When you become a forefoot striker you still have to absorb the same amount of force as someone who is a heel striker, you just do it differently. Heel strikers absorb about 16% more force through their knees than forefoot strikers, and forefoot strikers absorb 20% more force through their achilles tendon and ankle compared to heel strikers. This can become problematic for someone who is used to a cushioned shoe, heel striking, and doesn’t have the achilles or calf strength to deal with that sort of load. Jumping right into minimalist shoes can then result in calf soreness, tightness or Achilles tendinitis, assuming that you change the way you run. That is why it is important if you do switch shoe types, to wean yourself into the new sneakers. Some go as far to say that you should do foot and ankle strengthening prior to switching to minimalist running shoes to aide in the transition. Give your body a chance to adjust to the change in forces to reduce your risk of injury.

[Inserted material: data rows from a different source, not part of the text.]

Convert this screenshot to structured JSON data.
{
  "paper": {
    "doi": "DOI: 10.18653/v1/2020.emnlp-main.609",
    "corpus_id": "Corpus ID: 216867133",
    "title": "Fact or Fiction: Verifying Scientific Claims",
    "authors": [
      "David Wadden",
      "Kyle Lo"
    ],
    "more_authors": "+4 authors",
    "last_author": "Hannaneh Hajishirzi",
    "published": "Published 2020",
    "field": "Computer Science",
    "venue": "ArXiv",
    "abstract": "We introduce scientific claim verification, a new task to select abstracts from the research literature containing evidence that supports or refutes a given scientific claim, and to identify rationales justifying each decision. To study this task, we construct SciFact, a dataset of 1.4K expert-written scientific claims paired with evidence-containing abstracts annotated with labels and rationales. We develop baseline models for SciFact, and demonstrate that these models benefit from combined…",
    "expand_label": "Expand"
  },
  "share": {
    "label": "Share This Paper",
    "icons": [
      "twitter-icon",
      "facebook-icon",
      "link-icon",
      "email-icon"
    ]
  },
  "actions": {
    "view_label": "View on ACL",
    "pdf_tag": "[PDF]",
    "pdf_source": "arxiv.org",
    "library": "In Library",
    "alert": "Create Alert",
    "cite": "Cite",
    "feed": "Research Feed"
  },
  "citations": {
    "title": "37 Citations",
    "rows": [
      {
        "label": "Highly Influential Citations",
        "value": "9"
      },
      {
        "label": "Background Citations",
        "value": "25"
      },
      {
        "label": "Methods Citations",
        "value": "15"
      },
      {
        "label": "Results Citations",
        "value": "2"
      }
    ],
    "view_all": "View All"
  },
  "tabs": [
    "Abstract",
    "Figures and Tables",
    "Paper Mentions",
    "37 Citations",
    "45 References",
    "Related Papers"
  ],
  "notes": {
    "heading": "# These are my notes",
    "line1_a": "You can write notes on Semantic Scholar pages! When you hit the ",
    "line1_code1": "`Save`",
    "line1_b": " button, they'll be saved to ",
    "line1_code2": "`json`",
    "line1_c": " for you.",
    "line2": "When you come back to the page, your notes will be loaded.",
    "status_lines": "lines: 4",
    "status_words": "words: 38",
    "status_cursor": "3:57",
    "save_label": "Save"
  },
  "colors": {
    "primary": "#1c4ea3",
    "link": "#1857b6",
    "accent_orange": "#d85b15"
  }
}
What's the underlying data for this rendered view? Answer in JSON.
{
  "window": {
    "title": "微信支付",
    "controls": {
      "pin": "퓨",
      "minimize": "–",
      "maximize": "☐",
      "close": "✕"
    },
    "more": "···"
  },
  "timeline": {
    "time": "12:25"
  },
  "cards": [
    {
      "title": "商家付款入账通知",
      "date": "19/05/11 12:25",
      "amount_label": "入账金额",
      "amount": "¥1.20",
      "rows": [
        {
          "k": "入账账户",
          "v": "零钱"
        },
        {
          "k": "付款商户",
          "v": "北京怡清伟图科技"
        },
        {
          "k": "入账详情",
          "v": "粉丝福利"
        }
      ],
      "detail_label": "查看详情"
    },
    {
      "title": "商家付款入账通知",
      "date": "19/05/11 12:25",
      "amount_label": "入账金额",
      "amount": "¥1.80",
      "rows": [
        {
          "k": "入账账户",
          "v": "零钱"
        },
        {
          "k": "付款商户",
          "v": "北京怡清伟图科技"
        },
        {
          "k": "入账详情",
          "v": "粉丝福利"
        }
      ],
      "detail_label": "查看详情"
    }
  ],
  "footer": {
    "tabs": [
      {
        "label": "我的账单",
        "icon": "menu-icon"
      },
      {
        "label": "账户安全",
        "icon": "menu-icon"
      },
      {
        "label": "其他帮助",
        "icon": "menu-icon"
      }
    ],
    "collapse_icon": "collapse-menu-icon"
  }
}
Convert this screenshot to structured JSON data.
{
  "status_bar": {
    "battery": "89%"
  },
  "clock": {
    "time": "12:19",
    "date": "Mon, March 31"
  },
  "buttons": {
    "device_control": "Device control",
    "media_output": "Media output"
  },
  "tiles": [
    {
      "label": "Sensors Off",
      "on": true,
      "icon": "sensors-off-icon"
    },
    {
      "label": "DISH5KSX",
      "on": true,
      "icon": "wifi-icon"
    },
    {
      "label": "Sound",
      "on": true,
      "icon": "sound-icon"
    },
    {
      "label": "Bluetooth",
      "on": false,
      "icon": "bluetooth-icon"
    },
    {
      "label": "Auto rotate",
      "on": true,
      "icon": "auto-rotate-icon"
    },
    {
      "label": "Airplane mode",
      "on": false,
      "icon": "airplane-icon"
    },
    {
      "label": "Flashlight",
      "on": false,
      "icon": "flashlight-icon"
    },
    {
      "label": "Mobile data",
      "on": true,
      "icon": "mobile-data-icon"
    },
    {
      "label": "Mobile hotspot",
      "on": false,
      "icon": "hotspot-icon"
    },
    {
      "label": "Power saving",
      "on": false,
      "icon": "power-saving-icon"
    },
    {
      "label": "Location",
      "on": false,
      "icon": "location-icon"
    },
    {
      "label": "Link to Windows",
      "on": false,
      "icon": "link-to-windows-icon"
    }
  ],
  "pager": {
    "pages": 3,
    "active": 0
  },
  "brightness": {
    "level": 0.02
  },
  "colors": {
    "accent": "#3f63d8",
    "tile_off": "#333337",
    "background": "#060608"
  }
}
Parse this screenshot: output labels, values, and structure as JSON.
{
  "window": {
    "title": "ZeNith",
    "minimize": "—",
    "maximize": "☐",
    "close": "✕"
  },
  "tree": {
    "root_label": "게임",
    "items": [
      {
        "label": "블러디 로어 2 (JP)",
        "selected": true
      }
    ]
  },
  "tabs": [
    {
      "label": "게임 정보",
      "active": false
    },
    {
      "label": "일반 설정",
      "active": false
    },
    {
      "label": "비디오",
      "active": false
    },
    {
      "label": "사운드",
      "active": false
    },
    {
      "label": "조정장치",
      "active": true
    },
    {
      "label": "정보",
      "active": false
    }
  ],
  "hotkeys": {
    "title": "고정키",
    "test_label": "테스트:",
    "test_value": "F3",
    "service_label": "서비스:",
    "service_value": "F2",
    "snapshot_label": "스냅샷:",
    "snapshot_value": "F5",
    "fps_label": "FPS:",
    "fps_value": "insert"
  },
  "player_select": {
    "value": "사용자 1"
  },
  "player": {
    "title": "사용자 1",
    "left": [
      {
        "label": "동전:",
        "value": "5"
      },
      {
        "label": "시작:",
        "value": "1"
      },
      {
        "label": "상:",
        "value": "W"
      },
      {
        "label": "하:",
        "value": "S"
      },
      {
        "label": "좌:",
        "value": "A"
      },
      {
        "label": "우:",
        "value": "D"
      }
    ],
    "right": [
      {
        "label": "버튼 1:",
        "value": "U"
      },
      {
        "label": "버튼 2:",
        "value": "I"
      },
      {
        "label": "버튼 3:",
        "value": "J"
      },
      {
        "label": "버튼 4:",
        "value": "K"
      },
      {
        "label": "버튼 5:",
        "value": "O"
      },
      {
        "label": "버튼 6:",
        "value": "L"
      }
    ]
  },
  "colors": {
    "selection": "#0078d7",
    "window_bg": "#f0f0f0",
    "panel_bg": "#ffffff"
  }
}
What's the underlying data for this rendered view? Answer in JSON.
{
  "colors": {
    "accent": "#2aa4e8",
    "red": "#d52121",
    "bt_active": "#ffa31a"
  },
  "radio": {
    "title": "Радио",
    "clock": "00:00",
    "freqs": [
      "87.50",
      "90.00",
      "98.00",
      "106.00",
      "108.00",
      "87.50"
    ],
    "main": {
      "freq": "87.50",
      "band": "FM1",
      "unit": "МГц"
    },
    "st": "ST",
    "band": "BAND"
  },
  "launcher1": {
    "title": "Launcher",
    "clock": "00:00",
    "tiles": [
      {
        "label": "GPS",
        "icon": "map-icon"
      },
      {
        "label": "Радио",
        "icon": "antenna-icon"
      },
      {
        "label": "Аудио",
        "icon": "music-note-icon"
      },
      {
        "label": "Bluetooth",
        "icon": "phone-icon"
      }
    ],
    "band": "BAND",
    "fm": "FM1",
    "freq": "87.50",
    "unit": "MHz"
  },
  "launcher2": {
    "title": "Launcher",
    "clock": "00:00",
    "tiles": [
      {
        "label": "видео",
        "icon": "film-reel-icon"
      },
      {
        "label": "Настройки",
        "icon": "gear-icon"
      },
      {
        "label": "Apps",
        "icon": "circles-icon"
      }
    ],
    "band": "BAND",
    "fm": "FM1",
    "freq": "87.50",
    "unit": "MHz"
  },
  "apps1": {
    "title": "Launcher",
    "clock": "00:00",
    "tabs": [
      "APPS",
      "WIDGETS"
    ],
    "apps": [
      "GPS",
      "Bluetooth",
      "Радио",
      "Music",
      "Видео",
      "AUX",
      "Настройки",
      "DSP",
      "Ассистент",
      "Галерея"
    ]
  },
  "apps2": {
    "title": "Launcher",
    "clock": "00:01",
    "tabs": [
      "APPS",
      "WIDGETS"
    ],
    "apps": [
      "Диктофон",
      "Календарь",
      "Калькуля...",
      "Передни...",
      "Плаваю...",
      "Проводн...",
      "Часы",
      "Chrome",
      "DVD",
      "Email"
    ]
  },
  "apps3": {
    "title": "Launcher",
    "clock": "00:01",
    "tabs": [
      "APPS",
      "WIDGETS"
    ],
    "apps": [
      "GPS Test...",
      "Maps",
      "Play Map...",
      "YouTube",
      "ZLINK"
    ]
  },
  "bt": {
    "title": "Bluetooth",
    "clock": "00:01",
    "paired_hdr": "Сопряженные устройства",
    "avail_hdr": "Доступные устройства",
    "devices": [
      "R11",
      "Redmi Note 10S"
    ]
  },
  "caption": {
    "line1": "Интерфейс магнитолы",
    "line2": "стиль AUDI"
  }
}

Lets say you don’t change the way you land when you switch to minimalist shoes, what happens then? First, to better understand this we will have to review a little foot biomechanics. Pronation is the foot’s way of absorbing shock upon impact when running and walking. Pronation usually is looked upon as a bad thing, in excess it can be but it also is very helpful; people who do not pronate are at a higher risk of stress fractures. Supination refers to the arch being built up; this is what allows us to generate forces and power through our feet for push off.
If an “excessive pronator” were to switch to minimalist shoes the amount of stress on the muscles that control pronation would be significantly increased. The most common injury as a result of this is tendonitis, in either the achilles or posterior tibialis muscle. People with excessive pronation are also at risk for knee pain, ITB syndrome and hip pain. On the other end of the spectrum if an “excessive supinator” were to switch to minimalist shoes their problems would be more related to lack of shock absorption. These people are at a higher risk for stress fractures particularly the 5th metatarsal but also can have problems higher up the chain in the knee and hip.
Making the switch to minimalist shoes is not for everyone. When thinking about changing your footwear I challenge you to really think about why you want to make the switch. If you have suffered injuries in the past take an inventory of what your injuries were, go to a running store with knowledgeable staff and have them watch you walk and run. Fleet Feet has a great system for assessing the proper shoe for you, and their staff has a good understanding of injuries and will be able to guide you. Certain injuries can occur from not enough or too much support and it helps to have a professional help you discern which category you fall in. If you want to give minimalist sneakers a try because it seems to be the popular shoe right now, you need to decide if it’s worth risking possible injury. Remember, if you do give minimalist sneakers a try, the key is form not just the shoes, and wean yourself into your new sneakers to allow your body to adjust.